→ **Work to be completed**
Every line of the material below needs to be copied exactly; omit the pictures.

___ Material provided ___

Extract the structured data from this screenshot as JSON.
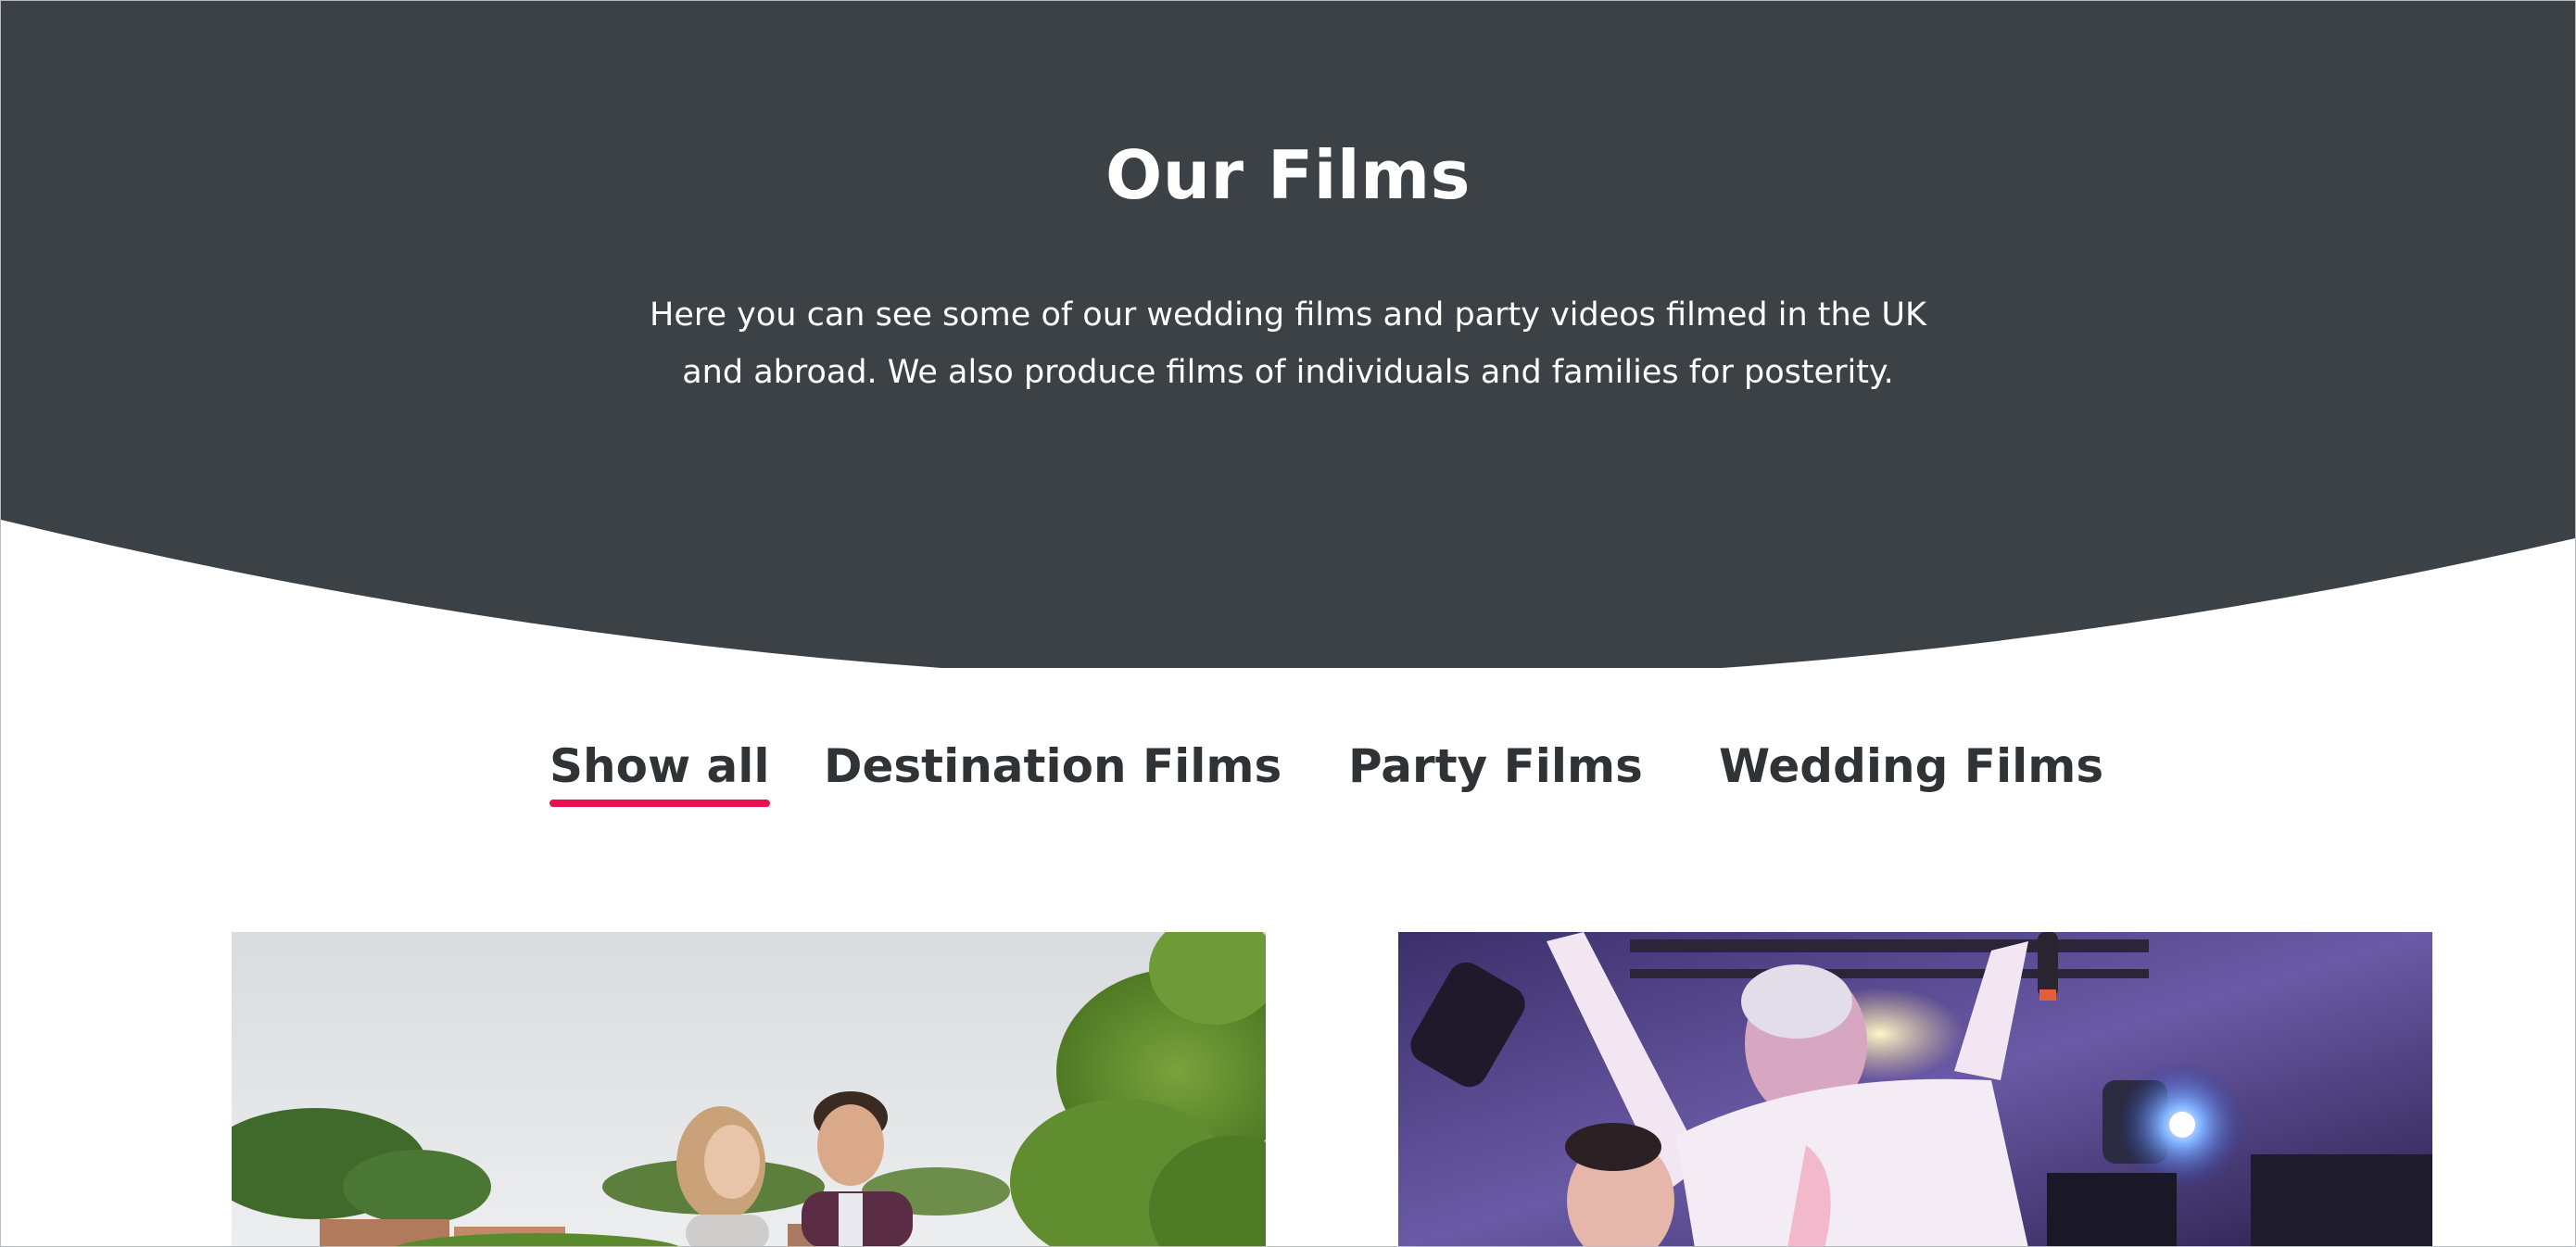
{
  "hero": {
    "title": "Our Films",
    "description_line1": "Here you can see some of our wedding films and party videos filmed in the UK",
    "description_line2": "and abroad. We also produce films of individuals and families for posterity."
  },
  "filters": {
    "items": [
      {
        "label": "Show all",
        "active": true
      },
      {
        "label": "Destination Films",
        "active": false
      },
      {
        "label": "Party Films",
        "active": false
      },
      {
        "label": "Wedding Films",
        "active": false
      }
    ]
  },
  "films": [
    {
      "thumbnail": "couple-in-vineyard-photo"
    },
    {
      "thumbnail": "man-celebrating-at-party-photo"
    }
  ],
  "colors": {
    "hero_background": "#3b4145",
    "accent": "#e8104f",
    "filter_text": "#2f3336",
    "page_background": "#ffffff"
  }
}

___

→ **Answer for the task**
Extract the structured data from this screenshot as JSON.
{
  "hero": {
    "title": "Our Films",
    "description_line1": "Here you can see some of our wedding films and party videos filmed in the UK",
    "description_line2": "and abroad. We also produce films of individuals and families for posterity."
  },
  "filters": {
    "items": [
      {
        "label": "Show all",
        "active": true
      },
      {
        "label": "Destination Films",
        "active": false
      },
      {
        "label": "Party Films",
        "active": false
      },
      {
        "label": "Wedding Films",
        "active": false
      }
    ]
  },
  "films": [
    {
      "thumbnail": "couple-in-vineyard-photo"
    },
    {
      "thumbnail": "man-celebrating-at-party-photo"
    }
  ],
  "colors": {
    "hero_background": "#3b4145",
    "accent": "#e8104f",
    "filter_text": "#2f3336",
    "page_background": "#ffffff"
  }
}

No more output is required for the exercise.